If nothing else, Axford would provide some comic relief; his Twitter feed is one of the more popular player accounts. Plus, you have to like a player who wears his socks like you see in the photo at the top of this post. Meanwhile, this series of tweets quoting Theo Epstein give you a good idea of what Theo thinks of the "closer" role:

The first tweet, to me, is a hint that the Cubs might like to give Pedro Strop the closer spot. Strop has talent and seems suited to the role. But it's the last tweet in that sequence of three that's the key, and I agree with that completely. Too many times, the save stat dictates pitcher usage in modern baseball, instead of having the situation dictate pitcher use. I hope Theo is serious about this; someone should ask Rick Renteria if he'd use pitchers in the proper situation, rather than simply have someone throw the ninth because he's a designated "closer."

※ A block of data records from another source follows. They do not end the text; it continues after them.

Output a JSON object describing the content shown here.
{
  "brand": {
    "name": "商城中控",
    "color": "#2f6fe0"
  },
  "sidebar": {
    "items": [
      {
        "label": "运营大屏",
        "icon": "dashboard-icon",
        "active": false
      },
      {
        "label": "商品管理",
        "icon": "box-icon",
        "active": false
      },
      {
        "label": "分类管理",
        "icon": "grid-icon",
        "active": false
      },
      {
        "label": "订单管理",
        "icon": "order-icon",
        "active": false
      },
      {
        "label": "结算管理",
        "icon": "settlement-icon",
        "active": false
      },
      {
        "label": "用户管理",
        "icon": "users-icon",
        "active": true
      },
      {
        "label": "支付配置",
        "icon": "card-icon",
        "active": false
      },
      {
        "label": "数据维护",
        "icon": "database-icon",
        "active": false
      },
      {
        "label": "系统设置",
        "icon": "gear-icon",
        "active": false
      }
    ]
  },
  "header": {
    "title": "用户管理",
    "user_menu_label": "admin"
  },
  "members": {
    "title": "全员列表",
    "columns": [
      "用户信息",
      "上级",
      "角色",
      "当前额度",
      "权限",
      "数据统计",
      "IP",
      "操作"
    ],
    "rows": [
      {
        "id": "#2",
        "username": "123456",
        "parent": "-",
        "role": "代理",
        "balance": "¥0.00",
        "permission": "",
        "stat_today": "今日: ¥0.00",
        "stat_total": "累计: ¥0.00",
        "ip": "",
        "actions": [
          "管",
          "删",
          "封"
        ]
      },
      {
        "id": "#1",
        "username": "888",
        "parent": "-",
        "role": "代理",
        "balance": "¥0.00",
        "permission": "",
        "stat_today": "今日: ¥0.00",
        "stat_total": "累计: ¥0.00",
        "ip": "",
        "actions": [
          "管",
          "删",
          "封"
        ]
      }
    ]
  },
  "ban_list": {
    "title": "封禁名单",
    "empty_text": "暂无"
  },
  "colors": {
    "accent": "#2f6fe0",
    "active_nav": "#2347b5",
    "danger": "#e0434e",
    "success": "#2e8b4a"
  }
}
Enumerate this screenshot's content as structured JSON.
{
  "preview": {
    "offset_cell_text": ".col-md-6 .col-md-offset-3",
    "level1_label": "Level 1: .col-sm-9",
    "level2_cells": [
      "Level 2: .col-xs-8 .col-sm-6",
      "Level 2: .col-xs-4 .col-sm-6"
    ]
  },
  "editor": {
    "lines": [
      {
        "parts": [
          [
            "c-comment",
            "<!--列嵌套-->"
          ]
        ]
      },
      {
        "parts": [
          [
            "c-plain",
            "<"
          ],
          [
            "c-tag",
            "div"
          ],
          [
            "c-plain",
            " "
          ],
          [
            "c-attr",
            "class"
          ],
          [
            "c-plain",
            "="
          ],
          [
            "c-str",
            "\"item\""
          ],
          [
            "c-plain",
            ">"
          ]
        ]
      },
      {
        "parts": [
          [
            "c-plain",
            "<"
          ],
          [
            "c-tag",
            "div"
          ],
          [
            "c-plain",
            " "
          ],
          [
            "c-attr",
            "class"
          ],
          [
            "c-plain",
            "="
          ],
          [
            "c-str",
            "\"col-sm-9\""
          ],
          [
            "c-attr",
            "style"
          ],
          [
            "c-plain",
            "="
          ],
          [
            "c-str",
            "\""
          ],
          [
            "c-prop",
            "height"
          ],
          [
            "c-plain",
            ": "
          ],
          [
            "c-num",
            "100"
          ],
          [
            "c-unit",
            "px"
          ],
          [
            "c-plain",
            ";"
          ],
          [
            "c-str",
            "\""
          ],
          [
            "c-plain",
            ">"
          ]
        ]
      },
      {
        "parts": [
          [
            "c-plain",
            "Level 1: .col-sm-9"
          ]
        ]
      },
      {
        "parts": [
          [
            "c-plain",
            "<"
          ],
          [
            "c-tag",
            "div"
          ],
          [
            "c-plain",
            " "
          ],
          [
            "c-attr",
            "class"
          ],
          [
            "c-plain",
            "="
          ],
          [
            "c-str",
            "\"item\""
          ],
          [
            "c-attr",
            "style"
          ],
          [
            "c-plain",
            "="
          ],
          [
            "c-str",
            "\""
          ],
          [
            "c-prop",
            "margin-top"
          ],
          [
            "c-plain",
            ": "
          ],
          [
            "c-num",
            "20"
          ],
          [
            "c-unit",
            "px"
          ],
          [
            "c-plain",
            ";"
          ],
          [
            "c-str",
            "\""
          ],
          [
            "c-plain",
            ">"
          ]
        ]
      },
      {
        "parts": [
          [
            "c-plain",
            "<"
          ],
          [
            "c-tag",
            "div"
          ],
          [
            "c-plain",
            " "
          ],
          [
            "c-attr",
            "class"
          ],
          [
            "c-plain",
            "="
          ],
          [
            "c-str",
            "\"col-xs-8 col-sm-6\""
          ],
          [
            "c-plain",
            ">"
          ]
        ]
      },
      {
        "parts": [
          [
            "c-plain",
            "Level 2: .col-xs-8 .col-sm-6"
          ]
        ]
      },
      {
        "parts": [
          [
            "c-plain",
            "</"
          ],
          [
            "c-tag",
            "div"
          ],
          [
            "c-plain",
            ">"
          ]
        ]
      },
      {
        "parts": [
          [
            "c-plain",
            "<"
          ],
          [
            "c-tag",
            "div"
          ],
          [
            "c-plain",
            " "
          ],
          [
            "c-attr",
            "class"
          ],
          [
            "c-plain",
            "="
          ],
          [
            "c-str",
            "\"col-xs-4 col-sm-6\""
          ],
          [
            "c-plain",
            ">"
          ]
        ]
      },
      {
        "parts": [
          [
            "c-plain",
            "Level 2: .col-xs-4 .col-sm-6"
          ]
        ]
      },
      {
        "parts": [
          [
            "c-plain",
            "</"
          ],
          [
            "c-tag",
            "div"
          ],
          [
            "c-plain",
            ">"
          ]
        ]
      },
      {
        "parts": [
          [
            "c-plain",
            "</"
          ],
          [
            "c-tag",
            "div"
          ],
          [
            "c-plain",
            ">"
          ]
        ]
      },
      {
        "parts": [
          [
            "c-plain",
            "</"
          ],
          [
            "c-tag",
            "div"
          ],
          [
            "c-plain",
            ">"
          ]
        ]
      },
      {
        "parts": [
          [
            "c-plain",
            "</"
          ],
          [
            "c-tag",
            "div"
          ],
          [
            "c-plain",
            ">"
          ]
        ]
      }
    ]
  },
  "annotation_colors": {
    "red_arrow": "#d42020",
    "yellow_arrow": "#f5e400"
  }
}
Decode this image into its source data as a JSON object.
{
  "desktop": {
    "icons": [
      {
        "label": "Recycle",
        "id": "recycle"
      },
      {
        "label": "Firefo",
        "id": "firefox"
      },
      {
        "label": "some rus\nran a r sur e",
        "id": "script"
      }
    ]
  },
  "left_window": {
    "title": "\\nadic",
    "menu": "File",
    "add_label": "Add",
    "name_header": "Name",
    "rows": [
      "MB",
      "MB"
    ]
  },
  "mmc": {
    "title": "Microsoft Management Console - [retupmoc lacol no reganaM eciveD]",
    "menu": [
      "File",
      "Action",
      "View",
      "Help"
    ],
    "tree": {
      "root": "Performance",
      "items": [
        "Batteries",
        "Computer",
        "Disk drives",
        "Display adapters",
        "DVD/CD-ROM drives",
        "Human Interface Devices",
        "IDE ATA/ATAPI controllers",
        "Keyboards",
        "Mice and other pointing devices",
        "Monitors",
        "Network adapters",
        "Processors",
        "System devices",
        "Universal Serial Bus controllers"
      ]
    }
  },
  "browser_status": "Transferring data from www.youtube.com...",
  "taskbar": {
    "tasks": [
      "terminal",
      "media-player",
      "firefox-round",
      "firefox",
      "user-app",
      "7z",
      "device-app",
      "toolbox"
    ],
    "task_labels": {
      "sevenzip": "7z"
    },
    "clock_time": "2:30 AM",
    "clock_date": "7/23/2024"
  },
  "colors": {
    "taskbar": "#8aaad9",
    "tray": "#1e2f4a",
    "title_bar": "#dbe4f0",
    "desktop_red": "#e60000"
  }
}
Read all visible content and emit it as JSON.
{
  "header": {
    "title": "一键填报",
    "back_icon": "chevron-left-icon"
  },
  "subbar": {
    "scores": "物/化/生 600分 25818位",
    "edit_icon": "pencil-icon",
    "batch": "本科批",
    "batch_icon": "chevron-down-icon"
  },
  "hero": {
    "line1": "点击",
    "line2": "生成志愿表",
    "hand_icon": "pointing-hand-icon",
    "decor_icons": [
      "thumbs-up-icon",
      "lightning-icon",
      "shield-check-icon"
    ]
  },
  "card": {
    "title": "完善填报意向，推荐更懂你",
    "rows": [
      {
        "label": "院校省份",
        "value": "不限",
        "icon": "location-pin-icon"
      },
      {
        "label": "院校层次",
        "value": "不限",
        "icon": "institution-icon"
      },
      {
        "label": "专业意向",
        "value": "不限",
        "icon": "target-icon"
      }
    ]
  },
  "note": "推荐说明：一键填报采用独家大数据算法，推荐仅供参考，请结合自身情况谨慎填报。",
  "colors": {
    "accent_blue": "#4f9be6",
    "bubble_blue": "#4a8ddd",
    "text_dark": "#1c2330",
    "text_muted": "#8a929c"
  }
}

Regarding Axford, he appears healthy and he pitched very well for the Cardinals after they picked him up in a waiver trade at the end of August (13 appearances, 10⅓ innings, 1.355 WHIP, 1.74 ERA). If the Cubs wanted to give him that "closer" role, I'd be OK with that, or if they just wanted to put him in the bullpen mix, that'd work too. He's probably going to be in line for about $7 million via arbitration; that's not too onerous a contract.

At some point, a modern manager is going to break the 20-some-year-old trend of having a designated "closer" who only throws the ninth inning, regardless of situation. Why can't that be Rick Renteria and the 2014 Cubs?